Third, some may worry that a logistical problem may arise from the fact that only 9 schools will make the ACC Tournament, whereas tickets must be sold in advance. This problem does not seem insuperable: it is a common practice in pro sports for franchises to sell tickets for playoff games that may never happen, then refund the ticket costs as necessary. It ought to be possible to have a similar arrangement in this case, though assigning actual ticket locations may need to be done at the last minute for at least some of the teams (those who clinch their place in the tournament in the last weekend). This may present a headache, but it ought to be possible in this day and age of electronic ticketing to come up with a way to do this.
It also would be advisable for the ACC to reserve blocks of hotel rooms for fans who make last-minute travel arrangements when their team does squeak in the tournament. Finally, it’s probably a good idea to make a limited number of tickets available to the three schools that do not qualify for the tournament, for use as they see fit (by school officials, uber-boosters who would come even if their own team wasn’t playing, etc.); any tickets of this nature returned can be put on public sale or redistributed among the participating schools. The three excluded schools should also be guaranteed an equal share of any profits from the event that may be distributed to individual schools.
Overall this plan aims to make the regular season more interesting, more fair, more meaningful, and more fun, and to restore the ACC Tournament as a weekend of truly excellent games, a worthy test of the conference champion, and an opportunity for good but borderline teams to burnish their credentials for the NCAA Tournament.

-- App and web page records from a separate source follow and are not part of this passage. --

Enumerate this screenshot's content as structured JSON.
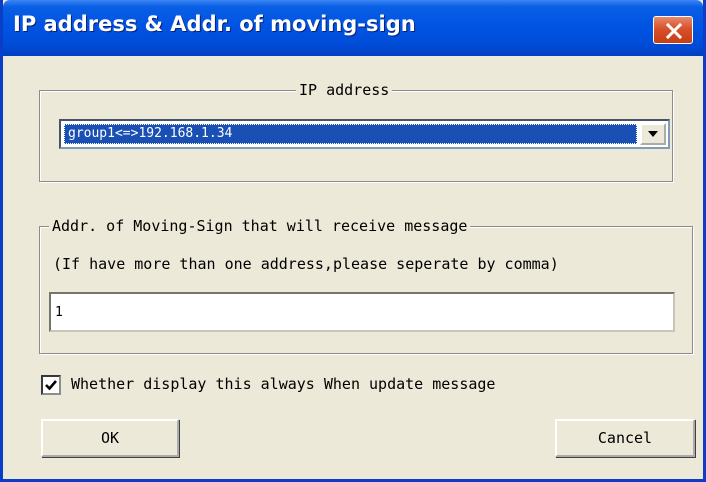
{
  "window": {
    "title": "IP address & Addr. of moving-sign",
    "close_icon": "close-icon",
    "accent": "#0054e3",
    "close_color": "#d9512c"
  },
  "ip_group": {
    "legend": "IP address",
    "combo_value": "group1<=>192.168.1.34",
    "dropdown_icon": "chevron-down-icon"
  },
  "addr_group": {
    "legend": "Addr. of Moving-Sign that will receive message",
    "hint": "(If have more than one address,please seperate by comma)",
    "input_value": "1"
  },
  "always_display": {
    "label": "Whether display this always When update message",
    "checked": true,
    "check_icon": "checkmark-icon"
  },
  "buttons": {
    "ok": "OK",
    "cancel": "Cancel"
  }
}
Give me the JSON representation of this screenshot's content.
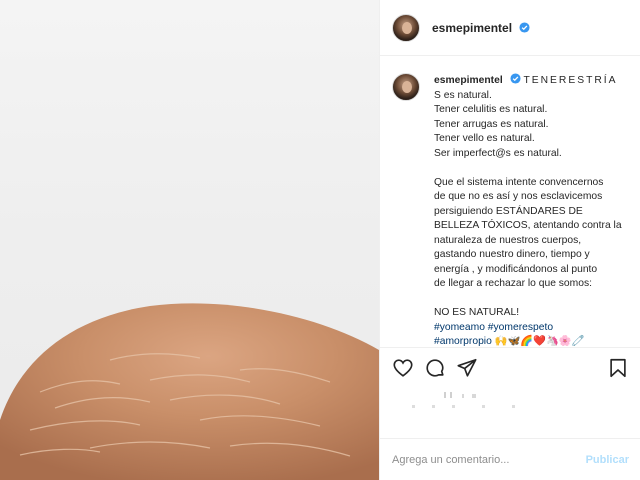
{
  "post": {
    "username": "esmepimentel",
    "verified": true,
    "caption": {
      "username": "esmepimentel",
      "tag": "TENERESTRÍA",
      "lines_1": [
        "S es natural.",
        "Tener celulitis es natural.",
        "Tener arrugas es natural.",
        "Tener vello es natural.",
        "Ser imperfect@s es natural."
      ],
      "lines_2": [
        "Que el sistema intente convencernos",
        "de que no es así y nos esclavicemos",
        "persiguiendo ESTÁNDARES DE",
        "BELLEZA TÓXICOS, atentando contra la",
        "naturaleza de nuestros cuerpos,",
        "gastando nuestro dinero, tiempo y",
        "energía , y modificándonos al punto",
        "de llegar a rechazar lo que somos:"
      ],
      "closing": "NO ES NATURAL!",
      "hashtags_line1": "#yomeamo #yomerespeto",
      "hashtags_line2": "#amorpropio",
      "emojis": "🙌🦋🌈❤️🦄🌸🧷"
    }
  },
  "icons": {
    "like": "heart-icon",
    "comment": "comment-bubble-icon",
    "share": "paper-plane-icon",
    "save": "bookmark-icon",
    "verified": "verified-badge-icon"
  },
  "comment_bar": {
    "placeholder": "Agrega un comentario...",
    "publish_label": "Publicar"
  },
  "colors": {
    "verified": "#3897f0",
    "link": "#00376b",
    "publish_disabled": "#b2dffc",
    "skin": "#c8906a"
  }
}
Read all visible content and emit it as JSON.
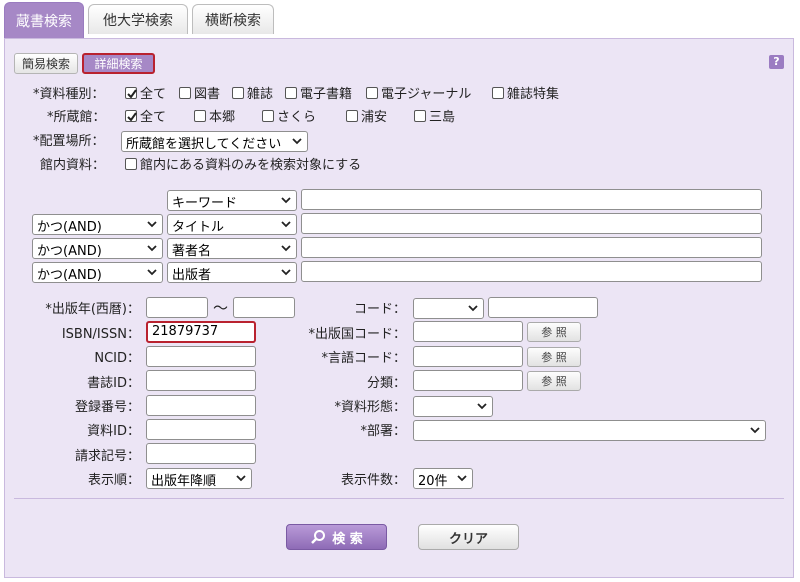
{
  "tabs": [
    "蔵書検索",
    "他大学検索",
    "横断検索"
  ],
  "mode": {
    "simple": "簡易検索",
    "advanced": "詳細検索",
    "help": "?"
  },
  "material_type": {
    "label": "*資料種別：",
    "options": [
      {
        "label": "全て",
        "checked": true
      },
      {
        "label": "図書",
        "checked": false
      },
      {
        "label": "雑誌",
        "checked": false
      },
      {
        "label": "電子書籍",
        "checked": false
      },
      {
        "label": "電子ジャーナル",
        "checked": false
      },
      {
        "label": "雑誌特集",
        "checked": false
      }
    ]
  },
  "library": {
    "label": "*所蔵館：",
    "options": [
      {
        "label": "全て",
        "checked": true
      },
      {
        "label": "本郷",
        "checked": false
      },
      {
        "label": "さくら",
        "checked": false
      },
      {
        "label": "浦安",
        "checked": false
      },
      {
        "label": "三島",
        "checked": false
      }
    ]
  },
  "location": {
    "label": "*配置場所：",
    "value": "所蔵館を選択してください"
  },
  "in_library": {
    "label": "館内資料：",
    "option": "館内にある資料のみを検索対象にする"
  },
  "keyword_rows": [
    {
      "op": "",
      "field": "キーワード",
      "value": ""
    },
    {
      "op": "かつ(AND)",
      "field": "タイトル",
      "value": ""
    },
    {
      "op": "かつ(AND)",
      "field": "著者名",
      "value": ""
    },
    {
      "op": "かつ(AND)",
      "field": "出版者",
      "value": ""
    }
  ],
  "left_fields": {
    "pubyear_label": "*出版年(西暦)：",
    "tilde": "～",
    "isbn_label": "ISBN/ISSN：",
    "isbn_value": "21879737",
    "ncid_label": "NCID：",
    "bibid_label": "書誌ID：",
    "regno_label": "登録番号：",
    "matid_label": "資料ID：",
    "callno_label": "請求記号：",
    "order_label": "表示順：",
    "order_value": "出版年降順"
  },
  "right_fields": {
    "code_label": "コード：",
    "country_label": "*出版国コード：",
    "lang_label": "*言語コード：",
    "class_label": "分類：",
    "form_label": "*資料形態：",
    "dept_label": "*部署：",
    "count_label": "表示件数：",
    "count_value": "20件",
    "ref_label": "参 照"
  },
  "actions": {
    "search": "検 索",
    "clear": "クリア"
  },
  "colors": {
    "accent": "#a688c6",
    "panel": "#ece5f5",
    "highlight": "#b9222f"
  }
}
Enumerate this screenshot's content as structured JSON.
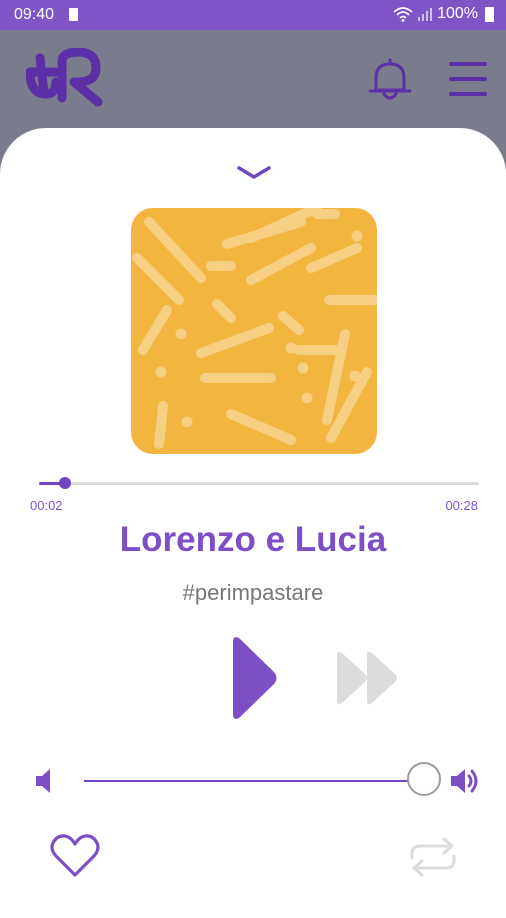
{
  "status_bar": {
    "time": "09:40",
    "battery": "100%"
  },
  "player": {
    "title": "Lorenzo e Lucia",
    "tag": "#perimpastare",
    "elapsed": "00:02",
    "duration": "00:28",
    "progress": 0.06,
    "volume": 1.0
  },
  "icons": {
    "logo": "app-logo",
    "notifications": "bell-icon",
    "menu": "hamburger-menu-icon",
    "collapse": "chevron-down-icon",
    "play": "play-icon",
    "next": "skip-next-icon",
    "volume_low": "volume-low-icon",
    "volume_high": "volume-high-icon",
    "favorite": "heart-icon",
    "repeat": "repeat-icon"
  },
  "colors": {
    "accent": "#7d4fc7",
    "cover": "#f2b53f",
    "disabled": "#dcdcdc"
  }
}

This is not a plan to fix what is not broken. The ACC regular season fails several of the requisites of a fair competition, and also has undermined important rivalries. The ACC Tournament has become a too-long bore. Throughout the conference, per game attendance fell 5% between 2008 and 2010 (from 11, 272 to 10, 713), and the total number of households tuning in to an ACC Sunday Night broadcast fell 14% between 2009 and 2010.
The startling fact is—as evidenced by on-court performance this year—ACC basketball has not seamlessly coped with expansion and its consequences, and is now dangerously flirting with mediocrity: mediocrity in the quality of basketball being played, mediocrity in the organization of its two primary competitions (the regular season and the tournament), and mediocrity in the number of teams qualifying for the NCAA Tournament.
Making a 12-team league work in a way consistent with the league’s bedrock traditions requires some thought, more thought than the makeshift approach that is now league policy. The ideas presented here are intended to shake the league office out of its current complacency and provide an example of how to creatively adjust to the new realities in a way that both makes sense from the standpoint of competitive fairness and of re-kindling that which made this league great: sustained rivalries and intense competition and interest in every game, all year long.
Thad has return to Inside Carolina in 2011 as a regular columnist. He is the author of "More Than a Game: Why North Carolina Basketball Means So Much To So Many" (now available to be read for free online here: More Than a Game: ONLINE). A Chapel Hill native, he operated the manual scoreboard formerly located at the end of the UNC bench between the 1982-83 and 1987-88 seasons in Carmichael and the Smith Center. Thad wrote regularly for Inside Carolina and UNCbasketball.com from 1995 to 2005. He's an assistant professor of leadership studies at the University of Richmond.